Elena Perlino
in Gaspé


Indian Time

On the Promenade Jacques-Cartier, between Jacques-Cartier (known as O’Hara) Point and Musée de la Gaspésie | Gaspé

Elena Perlino, France / Italy | elenaperlino.com

Elena Perlino carried out Indian Time during three visits to the Québec-Labrador border. Her photo series runs through the Innu and Naskapi communities, between Natashquan, Mani-Utenam, Matimekosh-Lac-John, Kawawachikamach and Sheshatshiu. She traveled through these spaces and these singular times – marked by ritual, by the passing of traditions, and by day-to-day life – so that we may enter into “nordicity,” and come as close as possible to those who inhabit it. Indian Time sets off to encounter landscapes and human stories that reveal the chaotic traces left by a recent history of Québec, like the mining companies carrying out operations in Matimekosh/Schefferville. Each image invites us to revisit the established order and to follow along with the artist’s sensitive gaze, above and beyond a documentary vision.

The project was undertaken in the context of Rencontres internationales de la photographie en Gaspésie in 2017 with the support of the Istituto Italiano di Cultura di Montreal, and will take the form of a book and a traveling exhibition in a part of North America (Montreal, Matimekosh/Schefferville) and in Europe. It is being presented in Gespeg so that the historical and essential links between the Innu and Naskapi communities and the Mi’gmaq of Gespeg may endure and be strengthened.


Indian Time

An Italian artist residing in Paris, Elena Perlino is a documentary photographer specializing in human-rights issues.

Her recent work has dealt with migration, human trafficking and gender issues, placing photography at the heart of crucial social and political concerns.

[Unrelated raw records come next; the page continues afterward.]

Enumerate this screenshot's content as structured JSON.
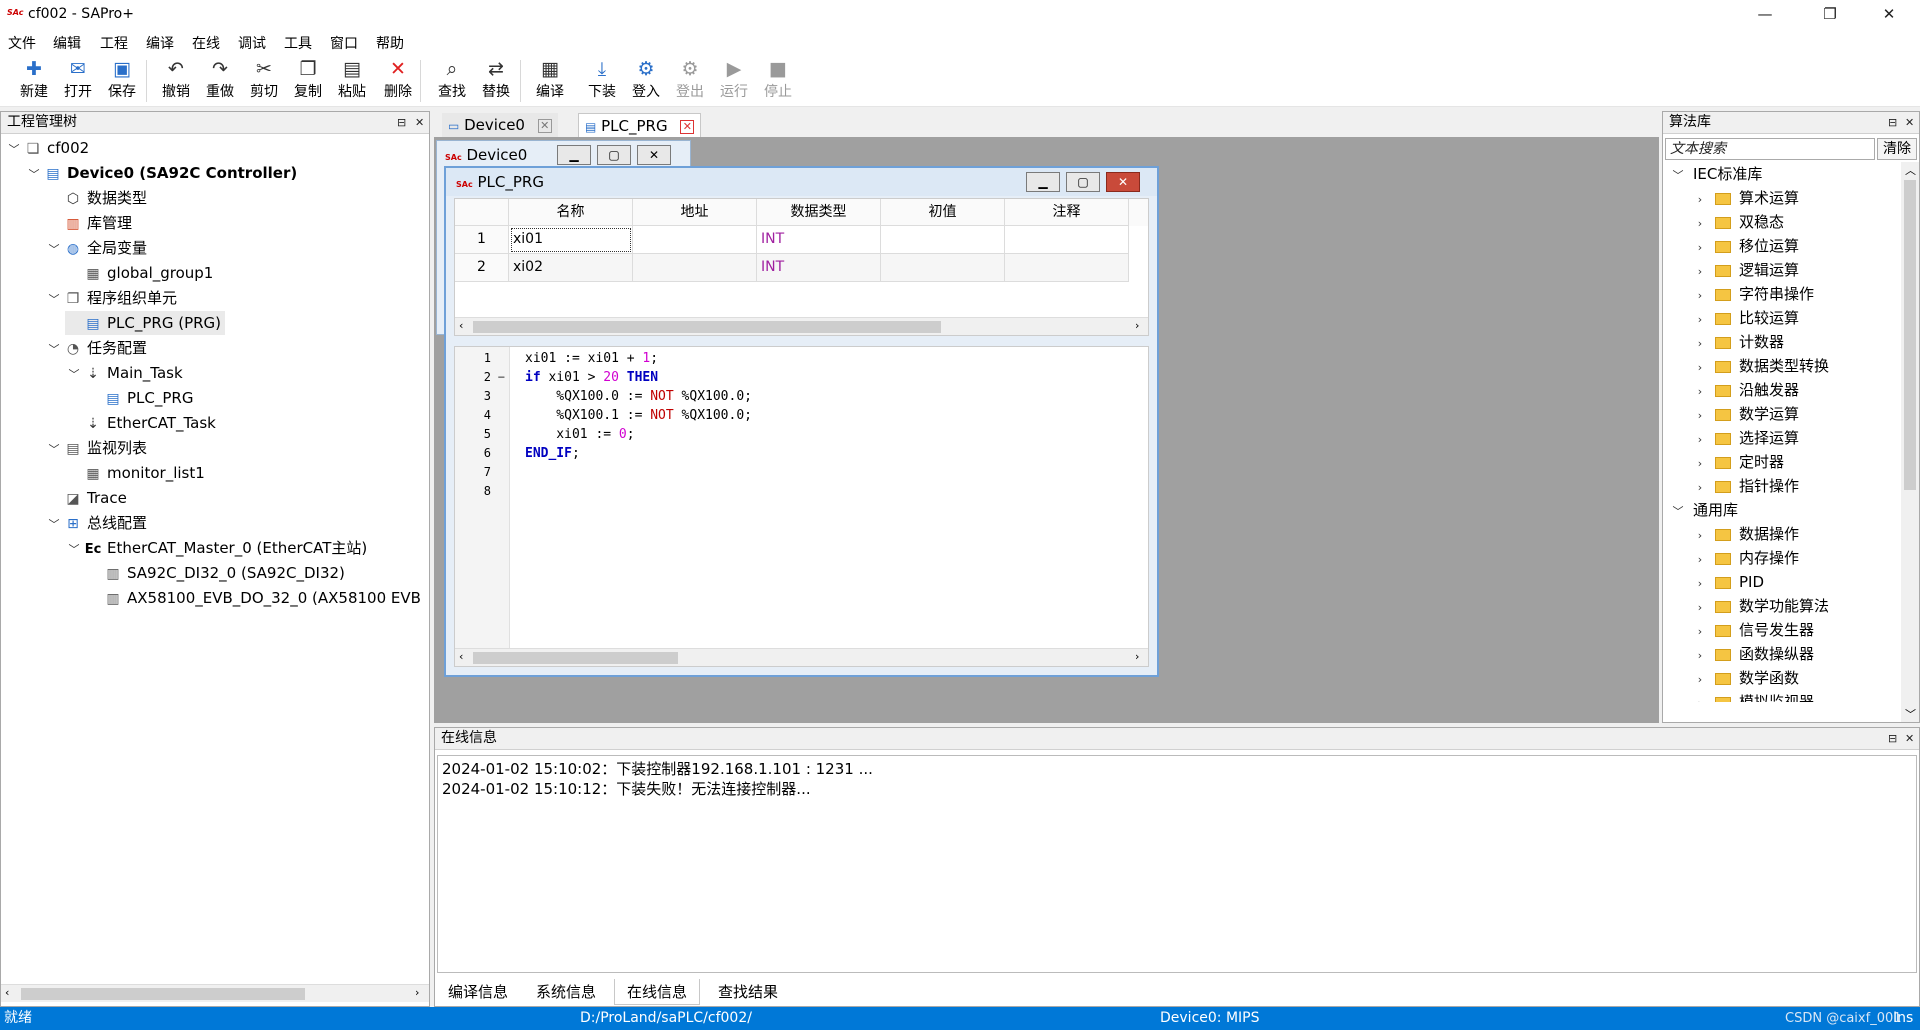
{
  "window": {
    "title": "cf002 - SAPro+",
    "app_icon": "SAc",
    "min_icon": "minimize-icon",
    "max_icon": "maximize-icon",
    "close_icon": "close-icon"
  },
  "menu": [
    "文件",
    "编辑",
    "工程",
    "编译",
    "在线",
    "调试",
    "工具",
    "窗口",
    "帮助"
  ],
  "toolbar": [
    {
      "label": "新建",
      "icon": "new-file-icon",
      "glyph": "✚",
      "enabled": true
    },
    {
      "label": "打开",
      "icon": "open-icon",
      "glyph": "✉",
      "enabled": true
    },
    {
      "label": "保存",
      "icon": "save-icon",
      "glyph": "▣",
      "enabled": true
    },
    {
      "label": "撤销",
      "icon": "undo-icon",
      "glyph": "↶",
      "enabled": true
    },
    {
      "label": "重做",
      "icon": "redo-icon",
      "glyph": "↷",
      "enabled": true
    },
    {
      "label": "剪切",
      "icon": "cut-icon",
      "glyph": "✂",
      "enabled": true
    },
    {
      "label": "复制",
      "icon": "copy-icon",
      "glyph": "❐",
      "enabled": true
    },
    {
      "label": "粘贴",
      "icon": "paste-icon",
      "glyph": "▤",
      "enabled": true
    },
    {
      "label": "删除",
      "icon": "delete-icon",
      "glyph": "✕",
      "enabled": true
    },
    {
      "label": "查找",
      "icon": "find-icon",
      "glyph": "⌕",
      "enabled": true
    },
    {
      "label": "替换",
      "icon": "replace-icon",
      "glyph": "⇄",
      "enabled": true
    },
    {
      "label": "编译",
      "icon": "compile-icon",
      "glyph": "▦",
      "enabled": true
    },
    {
      "label": "下装",
      "icon": "download-icon",
      "glyph": "⤓",
      "enabled": true
    },
    {
      "label": "登入",
      "icon": "login-icon",
      "glyph": "⚙",
      "enabled": true
    },
    {
      "label": "登出",
      "icon": "logout-icon",
      "glyph": "⚙",
      "enabled": false
    },
    {
      "label": "运行",
      "icon": "run-icon",
      "glyph": "▶",
      "enabled": false
    },
    {
      "label": "停止",
      "icon": "stop-icon",
      "glyph": "■",
      "enabled": false
    }
  ],
  "project_tree": {
    "title": "工程管理树",
    "items": [
      {
        "label": "cf002",
        "icon": "project-icon",
        "glyph": "❏",
        "level": 0,
        "twisty": "v",
        "bold": false
      },
      {
        "label": "Device0 (SA92C Controller)",
        "icon": "device-icon",
        "glyph": "▤",
        "level": 1,
        "twisty": "v",
        "bold": true
      },
      {
        "label": "数据类型",
        "icon": "datatype-icon",
        "glyph": "⬡",
        "level": 2,
        "twisty": "",
        "bold": false
      },
      {
        "label": "库管理",
        "icon": "library-icon",
        "glyph": "▥",
        "level": 2,
        "twisty": "",
        "bold": false
      },
      {
        "label": "全局变量",
        "icon": "globe-icon",
        "glyph": "◍",
        "level": 2,
        "twisty": "v",
        "bold": false
      },
      {
        "label": "global_group1",
        "icon": "table-icon",
        "glyph": "▦",
        "level": 3,
        "twisty": "",
        "bold": false
      },
      {
        "label": "程序组织单元",
        "icon": "pou-icon",
        "glyph": "❐",
        "level": 2,
        "twisty": "v",
        "bold": false
      },
      {
        "label": "PLC_PRG (PRG)",
        "icon": "program-icon",
        "glyph": "▤",
        "level": 3,
        "twisty": "",
        "bold": false,
        "selected": true
      },
      {
        "label": "任务配置",
        "icon": "task-config-icon",
        "glyph": "◔",
        "level": 2,
        "twisty": "v",
        "bold": false
      },
      {
        "label": "Main_Task",
        "icon": "task-icon",
        "glyph": "⇣",
        "level": 3,
        "twisty": "v",
        "bold": false
      },
      {
        "label": "PLC_PRG",
        "icon": "program-icon",
        "glyph": "▤",
        "level": 4,
        "twisty": "",
        "bold": false
      },
      {
        "label": "EtherCAT_Task",
        "icon": "task-icon",
        "glyph": "⇣",
        "level": 3,
        "twisty": "",
        "bold": false
      },
      {
        "label": "监视列表",
        "icon": "watch-list-icon",
        "glyph": "▤",
        "level": 2,
        "twisty": "v",
        "bold": false
      },
      {
        "label": "monitor_list1",
        "icon": "table-icon",
        "glyph": "▦",
        "level": 3,
        "twisty": "",
        "bold": false
      },
      {
        "label": "Trace",
        "icon": "trace-icon",
        "glyph": "◪",
        "level": 2,
        "twisty": "",
        "bold": false
      },
      {
        "label": "总线配置",
        "icon": "bus-icon",
        "glyph": "⊞",
        "level": 2,
        "twisty": "v",
        "bold": false
      },
      {
        "label": "EtherCAT_Master_0 (EtherCAT主站)",
        "icon": "ethercat-icon",
        "glyph": "Ec",
        "level": 3,
        "twisty": "v",
        "bold": false
      },
      {
        "label": "SA92C_DI32_0 (SA92C_DI32)",
        "icon": "slave-icon",
        "glyph": "▥",
        "level": 4,
        "twisty": "",
        "bold": false
      },
      {
        "label": "AX58100_EVB_DO_32_0 (AX58100 EVB",
        "icon": "slave-icon",
        "glyph": "▥",
        "level": 4,
        "twisty": "",
        "bold": false
      }
    ]
  },
  "doc_tabs": [
    {
      "label": "Device0",
      "active": false
    },
    {
      "label": "PLC_PRG",
      "active": true
    }
  ],
  "device_window": {
    "title": "Device0"
  },
  "prg_window": {
    "title": "PLC_PRG",
    "columns": [
      "名称",
      "地址",
      "数据类型",
      "初值",
      "注释"
    ],
    "rows": [
      {
        "idx": "1",
        "name": "xi01",
        "addr": "",
        "type": "INT",
        "init": "",
        "comment": ""
      },
      {
        "idx": "2",
        "name": "xi02",
        "addr": "",
        "type": "INT",
        "init": "",
        "comment": ""
      }
    ],
    "line_numbers": [
      "1",
      "2",
      "3",
      "4",
      "5",
      "6",
      "7",
      "8"
    ],
    "code": [
      [
        {
          "t": "xi01 := xi01 + ",
          "c": "#000"
        },
        {
          "t": "1",
          "c": "#d000d0"
        },
        {
          "t": ";",
          "c": "#000"
        }
      ],
      [
        {
          "t": "if",
          "c": "#0000c0",
          "b": true
        },
        {
          "t": " xi01 > ",
          "c": "#000"
        },
        {
          "t": "20",
          "c": "#d000d0"
        },
        {
          "t": " ",
          "c": "#000"
        },
        {
          "t": "THEN",
          "c": "#0000c0",
          "b": true
        }
      ],
      [
        {
          "t": "    %QX100.0 := ",
          "c": "#000"
        },
        {
          "t": "NOT",
          "c": "#c00000"
        },
        {
          "t": " %QX100.0;",
          "c": "#000"
        }
      ],
      [
        {
          "t": "    %QX100.1 := ",
          "c": "#000"
        },
        {
          "t": "NOT",
          "c": "#c00000"
        },
        {
          "t": " %QX100.0;",
          "c": "#000"
        }
      ],
      [
        {
          "t": "    xi01 := ",
          "c": "#000"
        },
        {
          "t": "0",
          "c": "#d000d0"
        },
        {
          "t": ";",
          "c": "#000"
        }
      ],
      [
        {
          "t": "END_IF",
          "c": "#0000c0",
          "b": true
        },
        {
          "t": ";",
          "c": "#000"
        }
      ],
      [],
      []
    ]
  },
  "algo_lib": {
    "title": "算法库",
    "search_placeholder": "文本搜索",
    "clear_label": "清除",
    "groups": [
      {
        "label": "IEC标准库",
        "items": [
          "算术运算",
          "双稳态",
          "移位运算",
          "逻辑运算",
          "字符串操作",
          "比较运算",
          "计数器",
          "数据类型转换",
          "沿触发器",
          "数学运算",
          "选择运算",
          "定时器",
          "指针操作"
        ]
      },
      {
        "label": "通用库",
        "items": [
          "数据操作",
          "内存操作",
          "PID",
          "数学功能算法",
          "信号发生器",
          "函数操纵器",
          "数学函数",
          "模拟监视器"
        ]
      }
    ]
  },
  "online_info": {
    "title": "在线信息",
    "lines": [
      "2024-01-02 15:10:02：下装控制器192.168.1.101 : 1231 ...",
      "2024-01-02 15:10:12：下装失败！无法连接控制器..."
    ],
    "tabs": [
      "编译信息",
      "系统信息",
      "在线信息",
      "查找结果"
    ],
    "active_tab": 2
  },
  "status": {
    "left": "就绪",
    "path": "D:/ProLand/saPLC/cf002/",
    "device": "Device0: MIPS",
    "mode": "Ins",
    "watermark": "CSDN @caixf_001"
  }
}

She has presented several exhibitions in France and Italy, and was supported by Magnum Foundation in 2015, as well as by Open Society Foundations. A number of her books have been published: Pipeline, dealing with Nigerian trafficking in Italy, which appeared in 2014; Maktoub, on Islam in Italy, in 2017; and Paris Goutte d’Or, scheduled for 2018.

Entering the fragile places of chaos

CHAOS reflects on a planetary environment undergoing profound change. Affecting both towns and nature, chaos operates in a more muted way in jeopardized areas: northern aboriginal territories captured by Elena Perlino and Éli Laliberté; tourism in India, by Martin Parr; accelerated urbanization in Brooklyn studied by Mathilde Forest and Mathieu Gagnon; or in the Gaspé Peninsula, the marks of a long-gone mining operation or a railroad documented by Myriam Gaumond and Martin Becka. Together, they are all revealing of those threats that pervade the landscape and the existence of each one of us today.